Section 04 Part 04 – The EXT Instruction “I invented the cordless extension cord.” ~Steven Wright

Introduction

EXT – sign EXTend a data register

This instruction will extend the most significant bit of a byte of the destination operand to word, or the most significant bit of a word of the destination operand to long-word.

Examples

You should by now, know about signed numbers and what is positive or negative.  To demonstrate the purpose of the EXT instruction, we’ll start with d0 containing 000000FC.

If we read d0 as a byte, we get FC.  This is negative 04.  However, if we read d0 as a word, we get 00FC, which is in fact positive instead.

The EXT instruction is designed to extend the polarity from byte to word, or from word to long-word.  For example:

 ext.w     d0

After this instruction, d0 will now contain 0000FFFC.

So now, if we read d0 as a word, we get FFFC, which is now negative 0004.  However, once again, if we read d0 as a long-word, we get 0000FFFC, which is positive.  Once again, using the same instruction but .l for long-word size:

 ext.l     d0

And now d0 contains FFFFFFFC.  So if we read d0 as a long-word, we get FFFFFFFC, which is once again negative 00000004.

We’ll have a final example with positive numbers.  d0 contains 7FC0E024.

• If you read d0 as a byte, you get 24 (positive)
• If you read d0 as a word, you get E024 (negative)
• If you read d0 as a long-word, you get 7FC0E024 (positive)

 ext.w     d0

Positive is extended as word; d0 now contains 7FC00024, where a word is now positive 0024.  A long-word is 7FC00024, which is positive, but it isn’t +24.  And so:

 ext.l     d0

Extending from word to long-word, now d0 contains 00000024, positive 24 once again.

This instruction can ONLY be used on data registers.

The process

This instruction works by reading the MSB.  For example, if d0 contains FEDCBA14, and we perform:

 ext.w     d0

What happens is, the byte 14 of d0 is read, and we’ll take a look at it in binary:

 0001 0100

As you can see, the MSB is 0 (clear).  This bit is extended to the left, so if we take a look at the word of d0 (BA14) in binary:

 1011 1010 0001 0100

After the ext.w instruction, you’ll be left with:

 0000 0000 0001 0100

As you can see, the MSB has extended and effectively “copied” itself out to a word.  Now d0 contains FEDC0014.

If d0 contains C1208489, and we perform:

 ext.l     d0

The word 8489 is read, in binary:

 1000 0100 1000 1001

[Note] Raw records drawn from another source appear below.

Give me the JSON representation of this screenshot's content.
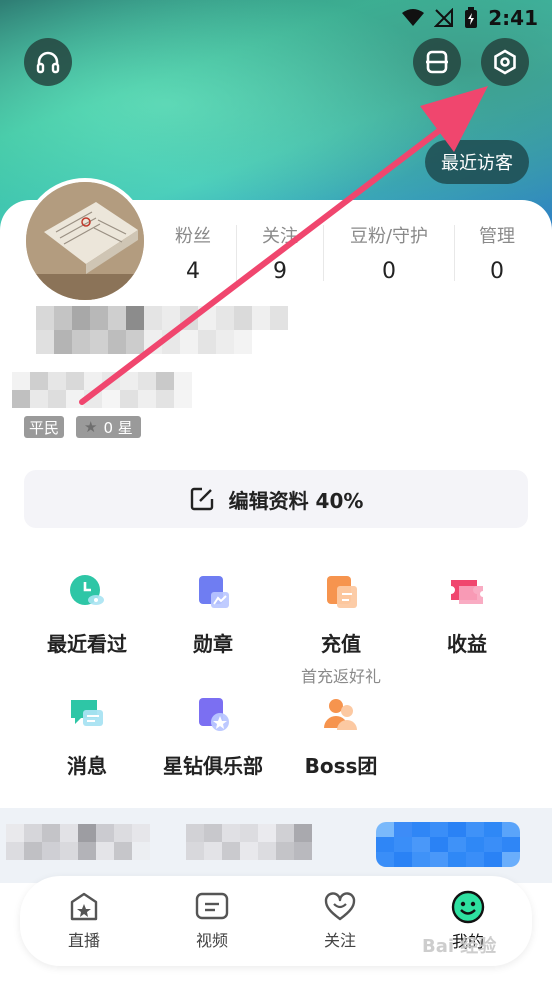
{
  "status_bar": {
    "time": "2:41"
  },
  "header": {
    "recent_visitors_label": "最近访客"
  },
  "stats": [
    {
      "label": "粉丝",
      "value": "4"
    },
    {
      "label": "关注",
      "value": "9"
    },
    {
      "label": "豆粉/守护",
      "value": "0"
    },
    {
      "label": "管理",
      "value": "0"
    }
  ],
  "badges": {
    "rank": "平民",
    "stars": "0 星"
  },
  "edit_profile": {
    "label": "编辑资料 40%"
  },
  "menu": [
    {
      "label": "最近看过",
      "sub": "",
      "icon": "clock-icon"
    },
    {
      "label": "勋章",
      "sub": "",
      "icon": "medal-icon"
    },
    {
      "label": "充值",
      "sub": "首充返好礼",
      "icon": "recharge-icon"
    },
    {
      "label": "收益",
      "sub": "",
      "icon": "earnings-icon"
    },
    {
      "label": "消息",
      "sub": "",
      "icon": "message-icon"
    },
    {
      "label": "星钻俱乐部",
      "sub": "",
      "icon": "star-diamond-icon"
    },
    {
      "label": "Boss团",
      "sub": "",
      "icon": "boss-group-icon"
    }
  ],
  "nav": [
    {
      "label": "直播",
      "icon": "live-icon"
    },
    {
      "label": "视频",
      "icon": "video-icon"
    },
    {
      "label": "关注",
      "icon": "heart-icon"
    },
    {
      "label": "我的",
      "icon": "smiley-icon"
    }
  ],
  "colors": {
    "accent_teal": "#2ec6a6",
    "arrow": "#f0466e"
  },
  "watermark": "Bai 经验"
}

The MSB is 1 (set).  That bit is then extended to long-word, so looking at d0 as a long-word:

 1100 0001 0010 0000 1000 0100 1000 1001

After ext.l you’ll be left with:

 1111 1111 1111 1111 1000 0100 1000 1001

The MSB of word has extended out to long-word.  Now d0 contains FFFF8489.